§ Task to carry out
Below are records; repeat them all exactly.

§ Provided records
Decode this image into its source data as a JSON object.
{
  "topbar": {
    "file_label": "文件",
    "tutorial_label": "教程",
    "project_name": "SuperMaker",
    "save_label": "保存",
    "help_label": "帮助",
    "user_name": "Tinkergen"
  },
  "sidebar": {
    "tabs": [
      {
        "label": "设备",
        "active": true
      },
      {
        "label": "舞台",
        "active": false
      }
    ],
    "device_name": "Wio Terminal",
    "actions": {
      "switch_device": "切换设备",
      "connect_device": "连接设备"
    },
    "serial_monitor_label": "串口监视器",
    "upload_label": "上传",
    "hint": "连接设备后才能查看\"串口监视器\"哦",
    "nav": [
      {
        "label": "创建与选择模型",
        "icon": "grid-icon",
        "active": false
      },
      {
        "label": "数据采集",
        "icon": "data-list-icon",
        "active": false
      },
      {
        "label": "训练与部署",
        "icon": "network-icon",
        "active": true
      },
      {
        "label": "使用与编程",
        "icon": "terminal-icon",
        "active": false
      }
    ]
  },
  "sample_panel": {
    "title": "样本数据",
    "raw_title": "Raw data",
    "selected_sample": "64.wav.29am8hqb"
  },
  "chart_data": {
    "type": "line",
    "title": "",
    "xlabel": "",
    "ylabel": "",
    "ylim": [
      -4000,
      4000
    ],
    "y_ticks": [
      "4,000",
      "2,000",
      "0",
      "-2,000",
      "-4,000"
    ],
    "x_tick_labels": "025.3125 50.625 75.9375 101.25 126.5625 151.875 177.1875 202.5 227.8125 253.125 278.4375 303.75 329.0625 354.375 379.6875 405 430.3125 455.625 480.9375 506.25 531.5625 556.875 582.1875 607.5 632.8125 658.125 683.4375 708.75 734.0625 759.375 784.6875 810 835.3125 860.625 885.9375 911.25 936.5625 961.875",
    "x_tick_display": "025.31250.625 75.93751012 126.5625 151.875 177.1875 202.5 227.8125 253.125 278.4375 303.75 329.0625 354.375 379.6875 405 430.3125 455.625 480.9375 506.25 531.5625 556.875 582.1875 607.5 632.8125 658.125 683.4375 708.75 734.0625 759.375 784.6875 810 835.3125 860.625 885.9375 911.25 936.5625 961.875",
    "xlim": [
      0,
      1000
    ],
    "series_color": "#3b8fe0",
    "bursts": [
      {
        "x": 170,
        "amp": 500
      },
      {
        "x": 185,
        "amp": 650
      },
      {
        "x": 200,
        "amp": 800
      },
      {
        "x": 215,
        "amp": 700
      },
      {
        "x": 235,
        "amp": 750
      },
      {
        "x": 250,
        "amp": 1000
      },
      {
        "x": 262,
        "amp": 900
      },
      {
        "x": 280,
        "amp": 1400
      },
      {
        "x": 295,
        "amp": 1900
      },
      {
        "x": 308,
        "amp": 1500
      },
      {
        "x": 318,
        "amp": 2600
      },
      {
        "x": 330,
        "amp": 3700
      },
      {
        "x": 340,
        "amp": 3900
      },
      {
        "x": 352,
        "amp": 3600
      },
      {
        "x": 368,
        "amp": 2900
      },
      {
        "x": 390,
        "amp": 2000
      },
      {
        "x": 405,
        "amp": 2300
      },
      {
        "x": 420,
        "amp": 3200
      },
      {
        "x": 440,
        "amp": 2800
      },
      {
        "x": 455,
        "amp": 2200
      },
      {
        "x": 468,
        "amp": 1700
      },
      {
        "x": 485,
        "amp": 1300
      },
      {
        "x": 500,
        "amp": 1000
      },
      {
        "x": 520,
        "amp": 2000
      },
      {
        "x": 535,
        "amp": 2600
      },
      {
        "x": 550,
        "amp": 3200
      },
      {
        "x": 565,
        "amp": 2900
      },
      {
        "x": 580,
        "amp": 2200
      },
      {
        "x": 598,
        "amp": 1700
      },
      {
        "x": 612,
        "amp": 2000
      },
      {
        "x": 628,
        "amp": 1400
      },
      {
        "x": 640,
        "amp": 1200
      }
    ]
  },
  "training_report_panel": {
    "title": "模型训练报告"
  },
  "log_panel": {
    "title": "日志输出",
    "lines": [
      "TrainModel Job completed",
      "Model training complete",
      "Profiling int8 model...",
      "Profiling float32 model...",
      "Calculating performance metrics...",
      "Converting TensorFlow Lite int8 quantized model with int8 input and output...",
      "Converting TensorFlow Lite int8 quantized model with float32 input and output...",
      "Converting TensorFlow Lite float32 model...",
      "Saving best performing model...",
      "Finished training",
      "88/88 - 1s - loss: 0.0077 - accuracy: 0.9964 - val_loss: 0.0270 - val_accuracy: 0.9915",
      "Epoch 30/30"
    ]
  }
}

§ Exercise result
Decode this image into its source data as a JSON object.
{
  "topbar": {
    "file_label": "文件",
    "tutorial_label": "教程",
    "project_name": "SuperMaker",
    "save_label": "保存",
    "help_label": "帮助",
    "user_name": "Tinkergen"
  },
  "sidebar": {
    "tabs": [
      {
        "label": "设备",
        "active": true
      },
      {
        "label": "舞台",
        "active": false
      }
    ],
    "device_name": "Wio Terminal",
    "actions": {
      "switch_device": "切换设备",
      "connect_device": "连接设备"
    },
    "serial_monitor_label": "串口监视器",
    "upload_label": "上传",
    "hint": "连接设备后才能查看\"串口监视器\"哦",
    "nav": [
      {
        "label": "创建与选择模型",
        "icon": "grid-icon",
        "active": false
      },
      {
        "label": "数据采集",
        "icon": "data-list-icon",
        "active": false
      },
      {
        "label": "训练与部署",
        "icon": "network-icon",
        "active": true
      },
      {
        "label": "使用与编程",
        "icon": "terminal-icon",
        "active": false
      }
    ]
  },
  "sample_panel": {
    "title": "样本数据",
    "raw_title": "Raw data",
    "selected_sample": "64.wav.29am8hqb"
  },
  "chart_data": {
    "type": "line",
    "title": "",
    "xlabel": "",
    "ylabel": "",
    "ylim": [
      -4000,
      4000
    ],
    "y_ticks": [
      "4,000",
      "2,000",
      "0",
      "-2,000",
      "-4,000"
    ],
    "x_tick_labels": "025.3125 50.625 75.9375 101.25 126.5625 151.875 177.1875 202.5 227.8125 253.125 278.4375 303.75 329.0625 354.375 379.6875 405 430.3125 455.625 480.9375 506.25 531.5625 556.875 582.1875 607.5 632.8125 658.125 683.4375 708.75 734.0625 759.375 784.6875 810 835.3125 860.625 885.9375 911.25 936.5625 961.875",
    "x_tick_display": "025.31250.625 75.93751012 126.5625 151.875 177.1875 202.5 227.8125 253.125 278.4375 303.75 329.0625 354.375 379.6875 405 430.3125 455.625 480.9375 506.25 531.5625 556.875 582.1875 607.5 632.8125 658.125 683.4375 708.75 734.0625 759.375 784.6875 810 835.3125 860.625 885.9375 911.25 936.5625 961.875",
    "xlim": [
      0,
      1000
    ],
    "series_color": "#3b8fe0",
    "bursts": [
      {
        "x": 170,
        "amp": 500
      },
      {
        "x": 185,
        "amp": 650
      },
      {
        "x": 200,
        "amp": 800
      },
      {
        "x": 215,
        "amp": 700
      },
      {
        "x": 235,
        "amp": 750
      },
      {
        "x": 250,
        "amp": 1000
      },
      {
        "x": 262,
        "amp": 900
      },
      {
        "x": 280,
        "amp": 1400
      },
      {
        "x": 295,
        "amp": 1900
      },
      {
        "x": 308,
        "amp": 1500
      },
      {
        "x": 318,
        "amp": 2600
      },
      {
        "x": 330,
        "amp": 3700
      },
      {
        "x": 340,
        "amp": 3900
      },
      {
        "x": 352,
        "amp": 3600
      },
      {
        "x": 368,
        "amp": 2900
      },
      {
        "x": 390,
        "amp": 2000
      },
      {
        "x": 405,
        "amp": 2300
      },
      {
        "x": 420,
        "amp": 3200
      },
      {
        "x": 440,
        "amp": 2800
      },
      {
        "x": 455,
        "amp": 2200
      },
      {
        "x": 468,
        "amp": 1700
      },
      {
        "x": 485,
        "amp": 1300
      },
      {
        "x": 500,
        "amp": 1000
      },
      {
        "x": 520,
        "amp": 2000
      },
      {
        "x": 535,
        "amp": 2600
      },
      {
        "x": 550,
        "amp": 3200
      },
      {
        "x": 565,
        "amp": 2900
      },
      {
        "x": 580,
        "amp": 2200
      },
      {
        "x": 598,
        "amp": 1700
      },
      {
        "x": 612,
        "amp": 2000
      },
      {
        "x": 628,
        "amp": 1400
      },
      {
        "x": 640,
        "amp": 1200
      }
    ]
  },
  "training_report_panel": {
    "title": "模型训练报告"
  },
  "log_panel": {
    "title": "日志输出",
    "lines": [
      "TrainModel Job completed",
      "Model training complete",
      "Profiling int8 model...",
      "Profiling float32 model...",
      "Calculating performance metrics...",
      "Converting TensorFlow Lite int8 quantized model with int8 input and output...",
      "Converting TensorFlow Lite int8 quantized model with float32 input and output...",
      "Converting TensorFlow Lite float32 model...",
      "Saving best performing model...",
      "Finished training",
      "88/88 - 1s - loss: 0.0077 - accuracy: 0.9964 - val_loss: 0.0270 - val_accuracy: 0.9915",
      "Epoch 30/30"
    ]
  }
}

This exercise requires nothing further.